Exercise :: Where an image appears, leave it out; otherwise repeat the data exactly.

Input data ::
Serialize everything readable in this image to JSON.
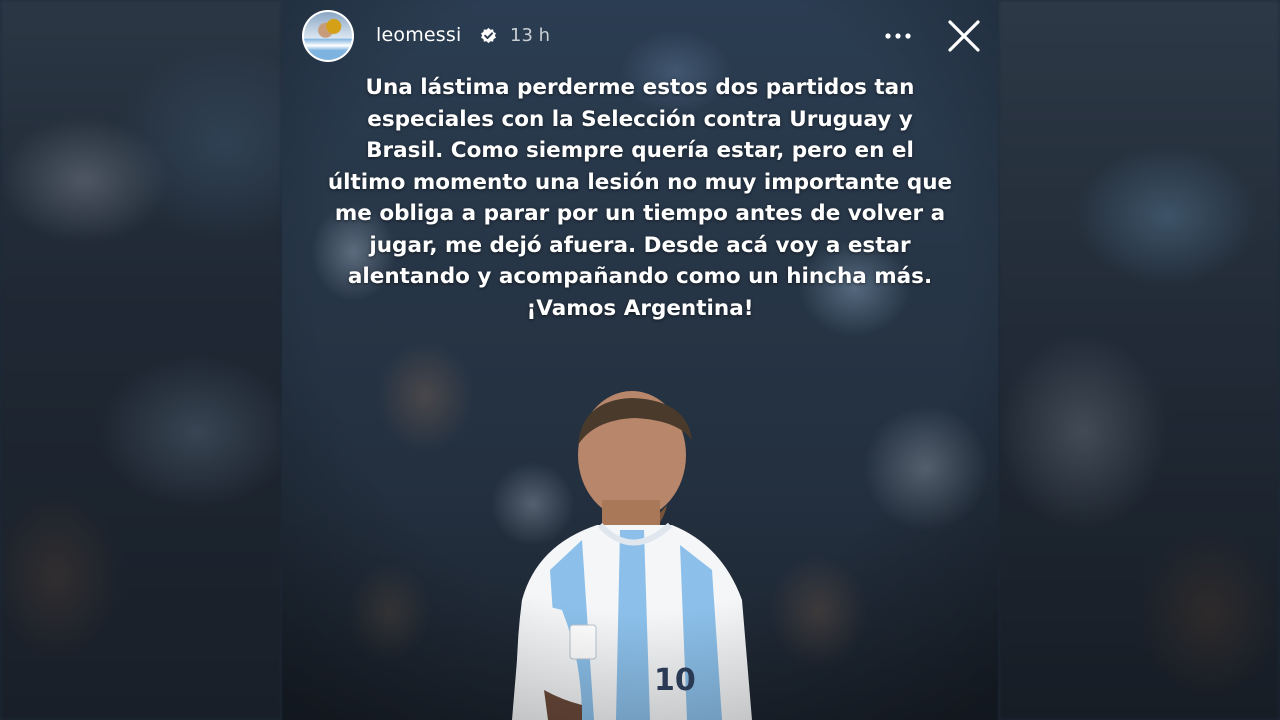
{
  "story": {
    "username": "leomessi",
    "time_ago": "13 h",
    "caption": "Una lástima perderme estos dos partidos tan\nespeciales con la Selección contra Uruguay y\nBrasil. Como siempre quería estar, pero en el\núltimo momento una lesión no muy importante que\nme obliga a parar por un tiempo antes de volver a\njugar, me dejó afuera. Desde acá voy a estar\nalentando y acompañando como un hincha más.\n¡Vamos Argentina!",
    "jersey_number": "10"
  },
  "icons": {
    "verified": "verified-badge-icon",
    "more": "more-options-icon",
    "close": "close-icon"
  },
  "colors": {
    "text": "#ffffff",
    "jersey_light_blue": "#8cc0ea",
    "jersey_white": "#f4f6f8"
  }
}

Response box ::
Serialize everything readable in this image to JSON.
{
  "story": {
    "username": "leomessi",
    "time_ago": "13 h",
    "caption": "Una lástima perderme estos dos partidos tan\nespeciales con la Selección contra Uruguay y\nBrasil. Como siempre quería estar, pero en el\núltimo momento una lesión no muy importante que\nme obliga a parar por un tiempo antes de volver a\njugar, me dejó afuera. Desde acá voy a estar\nalentando y acompañando como un hincha más.\n¡Vamos Argentina!",
    "jersey_number": "10"
  },
  "icons": {
    "verified": "verified-badge-icon",
    "more": "more-options-icon",
    "close": "close-icon"
  },
  "colors": {
    "text": "#ffffff",
    "jersey_light_blue": "#8cc0ea",
    "jersey_white": "#f4f6f8"
  }
}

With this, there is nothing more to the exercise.